Summer is in full swing. I hope you have been able to enjoy some outdoor fresh air time. School is set to begin again in 4 short weeks. Does your child still need to do summer learning? Chances are, yes!
Kg and MG families are encouraged to visit the following organization’s pages for information to keep kids learning, safe, and healthy:
How can we get creative and encourage our children to wear a mask? At my house, this has not been very hard because my children are involved in a few community activities that have required a mask, and they would prefer to participate. If wearing a mask is what it takes, then they are willing. They also see myself and their neighbors wearing one to work each day. However, I know it will be hard for some children to get used to the idea of wearing a mask when they join their parents at the store, or church, other community activities.
For children and adults alike, any change can be challenging. Some children may respond with crying or tantrums, but most children will be able to accept wearing a mask pretty easily if adults set the tone for them.
Give your child real reasons for wearing the mask. Meet your child at their level and answer their questions. You can first start with holding the mask and talking about it, or playing pretend with it. Move on to practice wearing the mask. Use a mirror and make sure your child can hear well. Remember to be patient with your child, and practice repeatedly and often.
It could be fun to decorate the mask with your child using markers, stickers, iron ons, or sewn on patches. These things that will engage your child and increase their ownership of the mask. Families can make a mask from a favorite cloth pattern or order from companies that have kid-friendly versions, which can be a helpful way to get kids to buy in.
The American Academy of Pediatrics has a great website with lots of topical and timely information for parents.
It's hard to be positive when kids and teenagers are driving us crazy, especially when everyone is home for the summer. It's especially hard this summer as students are enrolling and participating in fewer activities, in an effort to social distance.
Here are some suggestions
The history behind Juneteenth is that on June 19, 1865, the enslaved African-Americans in Galveston Texas were told they were free, though the proclamation had been signed two and a half years earlier by President Lincoln, long before the news reached these slaves. Confederate General Lee surrendered two months earlier and the civil war was already over. Union General Granger came to Galveston to inform the slaves that the war was over and that they were free.

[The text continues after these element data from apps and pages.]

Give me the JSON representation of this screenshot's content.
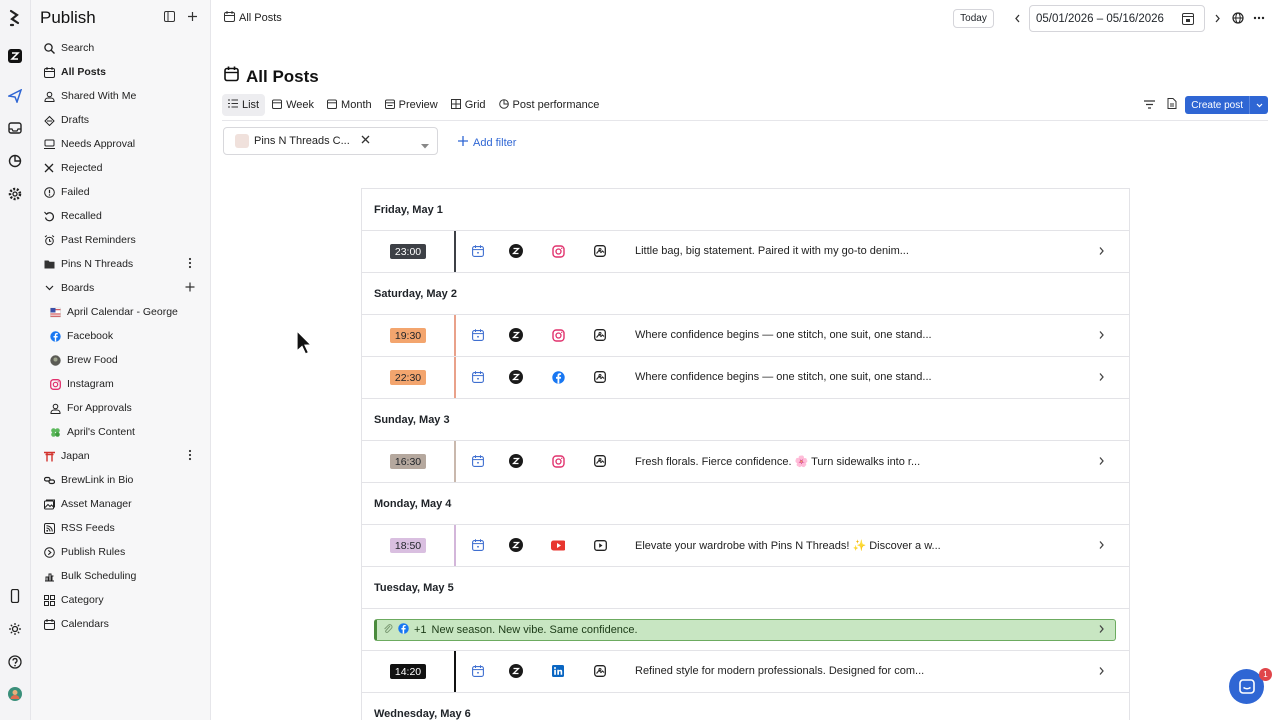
{
  "sidebar": {
    "title": "Publish",
    "items": [
      {
        "label": "Search",
        "icon": "search-icon"
      },
      {
        "label": "All Posts",
        "icon": "calendar-icon",
        "active": true
      },
      {
        "label": "Shared With Me",
        "icon": "user-icon"
      },
      {
        "label": "Drafts",
        "icon": "drafts-icon"
      },
      {
        "label": "Needs Approval",
        "icon": "approval-icon"
      },
      {
        "label": "Rejected",
        "icon": "x-icon"
      },
      {
        "label": "Failed",
        "icon": "alert-icon"
      },
      {
        "label": "Recalled",
        "icon": "recall-icon"
      },
      {
        "label": "Past Reminders",
        "icon": "alarm-icon"
      },
      {
        "label": "Pins N Threads",
        "icon": "folder-icon"
      },
      {
        "label": "Boards",
        "icon": "chevron-down-icon"
      },
      {
        "label": "April Calendar - George",
        "icon": "flag-icon"
      },
      {
        "label": "Facebook",
        "icon": "facebook-icon"
      },
      {
        "label": "Brew Food",
        "icon": "avatar-icon"
      },
      {
        "label": "Instagram",
        "icon": "instagram-icon"
      },
      {
        "label": "For Approvals",
        "icon": "user-icon"
      },
      {
        "label": "April's Content",
        "icon": "clover-icon"
      },
      {
        "label": "Japan",
        "icon": "torii-icon"
      },
      {
        "label": "BrewLink in Bio",
        "icon": "link-icon"
      },
      {
        "label": "Asset Manager",
        "icon": "asset-icon"
      },
      {
        "label": "RSS Feeds",
        "icon": "rss-icon"
      },
      {
        "label": "Publish Rules",
        "icon": "rules-icon"
      },
      {
        "label": "Bulk Scheduling",
        "icon": "bulk-icon"
      },
      {
        "label": "Category",
        "icon": "grid-icon"
      },
      {
        "label": "Calendars",
        "icon": "calendar-icon"
      }
    ]
  },
  "topbar": {
    "breadcrumb": "All Posts",
    "today_label": "Today",
    "date_range": "05/01/2026  – 05/16/2026"
  },
  "page": {
    "title": "All Posts",
    "tabs": [
      "List",
      "Week",
      "Month",
      "Preview",
      "Grid",
      "Post performance"
    ],
    "create_label": "Create post",
    "filter_chip": "Pins N Threads C...",
    "add_filter": "Add filter"
  },
  "days": [
    {
      "label": "Friday, May 1",
      "rows": [
        {
          "time": "23:00",
          "time_bg": "#3d4046",
          "time_fg": "#ffffff",
          "bar": "#3d4046",
          "network": "instagram",
          "text": "Little bag, big statement. Paired it with my go-to denim..."
        }
      ]
    },
    {
      "label": "Saturday, May 2",
      "rows": [
        {
          "time": "19:30",
          "time_bg": "#f3a56e",
          "time_fg": "#1f2328",
          "bar": "#e9a18a",
          "network": "instagram",
          "text": "Where confidence begins — one stitch, one suit, one stand..."
        },
        {
          "time": "22:30",
          "time_bg": "#f3a56e",
          "time_fg": "#1f2328",
          "bar": "#e9a18a",
          "network": "facebook",
          "text": "Where confidence begins — one stitch, one suit, one stand..."
        }
      ]
    },
    {
      "label": "Sunday, May 3",
      "rows": [
        {
          "time": "16:30",
          "time_bg": "#b5a89e",
          "time_fg": "#1f2328",
          "bar": "#c9b8ad",
          "network": "instagram",
          "text": "Fresh florals. Fierce confidence. 🌸 Turn sidewalks into r..."
        }
      ]
    },
    {
      "label": "Monday, May 4",
      "rows": [
        {
          "time": "18:50",
          "time_bg": "#d9bfe0",
          "time_fg": "#1f2328",
          "bar": "#d3b6da",
          "network": "youtube",
          "text": "Elevate your wardrobe with Pins N Threads! ✨ Discover a w..."
        }
      ]
    },
    {
      "label": "Tuesday, May 5",
      "green": {
        "count": "+1",
        "text": "New season. New vibe. Same confidence."
      },
      "rows": [
        {
          "time": "14:20",
          "time_bg": "#111111",
          "time_fg": "#ffffff",
          "bar": "#111111",
          "network": "linkedin",
          "text": "Refined style for modern professionals. Designed for com..."
        }
      ]
    },
    {
      "label": "Wednesday, May 6",
      "rows": []
    }
  ],
  "help": {
    "badge": "1"
  }
}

Also known as Emancipation Day in some parts of the country, Juneteenth was proclaimed in Illinois in 2018 by then Governor Bruce Rauner to commemorate the emancipation of slaves in the US. It has been celebrated for decades and is the oldest known celebration commemorating the abolition of slavery. The holiday originated in Texas, where it is often celebrated with parades and parties, red foods like velvet cake, and some states honor this day as a paid holiday, the same way we celebrate Casimir Pulaski day in Illinois. The name of the holiday is a combination of the month of June and the Day 19th. It is also known as Junteenth Independence Day or Freedom Day.
Erin Rae is the Curriculum Coordinator at Lockport 91.